“I probably weighed about 125 at the time,” Galen recalls, “so 30 to 35 pounds of milk per bucket was a lot of weight to carry the length of the barn before we got the pipeline.”
The dairy operation continued until 1996, with help from Garfield’s sons and daughters-in-law. When Galen worked part time in a factory, Gerry did the milking. And when Gerry was in the Army, Galen took over after their father could no longer handle the work. Gerry farms just across the road from Galen on a second farm purchased by his father and mother Esther in 1952. The buildings there are also in photo-worthy, well-kept condition. His barn was once used for beef cattle.
“My dad always said as we’d drive around the country and see barns falling down,” Galen recalls, “if you keep a good roof on your barn, it will last forever.”

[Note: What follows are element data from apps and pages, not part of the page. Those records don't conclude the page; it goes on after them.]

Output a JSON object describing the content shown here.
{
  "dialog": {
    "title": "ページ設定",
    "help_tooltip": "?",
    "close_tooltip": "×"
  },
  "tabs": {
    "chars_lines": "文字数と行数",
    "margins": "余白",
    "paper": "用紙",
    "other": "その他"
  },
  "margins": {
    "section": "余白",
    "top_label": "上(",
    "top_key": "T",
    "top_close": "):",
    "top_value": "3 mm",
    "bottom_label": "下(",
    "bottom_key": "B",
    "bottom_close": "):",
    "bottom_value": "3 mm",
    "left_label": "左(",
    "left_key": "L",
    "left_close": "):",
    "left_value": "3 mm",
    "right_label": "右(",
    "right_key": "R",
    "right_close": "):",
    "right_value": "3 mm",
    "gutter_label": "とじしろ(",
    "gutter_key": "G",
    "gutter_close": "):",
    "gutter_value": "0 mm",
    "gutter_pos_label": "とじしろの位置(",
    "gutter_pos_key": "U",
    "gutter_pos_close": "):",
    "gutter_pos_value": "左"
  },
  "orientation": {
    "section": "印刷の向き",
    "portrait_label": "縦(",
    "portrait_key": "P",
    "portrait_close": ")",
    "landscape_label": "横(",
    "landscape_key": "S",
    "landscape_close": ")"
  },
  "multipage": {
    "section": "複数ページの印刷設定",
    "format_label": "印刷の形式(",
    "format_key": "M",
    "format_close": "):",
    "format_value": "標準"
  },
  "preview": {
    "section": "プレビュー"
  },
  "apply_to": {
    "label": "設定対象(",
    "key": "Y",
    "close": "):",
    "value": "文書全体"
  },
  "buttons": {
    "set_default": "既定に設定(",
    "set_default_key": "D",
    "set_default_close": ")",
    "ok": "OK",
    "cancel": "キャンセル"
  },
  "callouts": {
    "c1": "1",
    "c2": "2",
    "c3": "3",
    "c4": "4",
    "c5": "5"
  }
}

Many men will admit that it is their wives who have a special fondness for farm structures, and Kathy is among that group. Galen says, “About 12 years ago the paint on the silo was peeling, but when we talked about taking the silo down, Kathy said ‘No! It won’t look like a farm without the silo.’” So, the silo was repainted.
Then, his voice takes on a mischievous tone. “We had to wait until she was gone to take down the old wood fence. It was getting too hard to keep paint on it. I bet my brother it would take her two weeks to notice — and it did. But I had to distract her a little to look the other way for a while!”
Real barns are almost always a source of treasures and the Schultz barn is no exception. Galen remembers the old track at the ridgeline of the mow and the forks to lift hay from a wagon below in the days before elevators. He still hopes to remove an old horse-drawn sleigh that is stored on timbers at the center of the barn between the mows. “I should have gotten it down when there was hay to help. Now it is 30 feet in the air.”
Everyone on a farm has his or her chores. The Schultz brothers and their wives work together to plant and harvest crops, and to cut and split firewood.
Farm life also teaches one other certainty. If something is going to break down, usually the gutter cleaner, it does it on a holiday when you have plans or when you are in a hurry to go somewhere. A sloped, shed-like covering for gutter-cleaning equipment was built at the back of the barn and connected to a small building, which housed a bull and a few heifers. Keeping the gutter cleaner protected from the weather helped to minimize breakdowns.
“My brother and I have put steel siding on the barns now,” Galen adds. “You’ve got to keep a barn protected from the weather. Do that and it will last another 200 years.”
Corey Arnett writes from Battle Creek.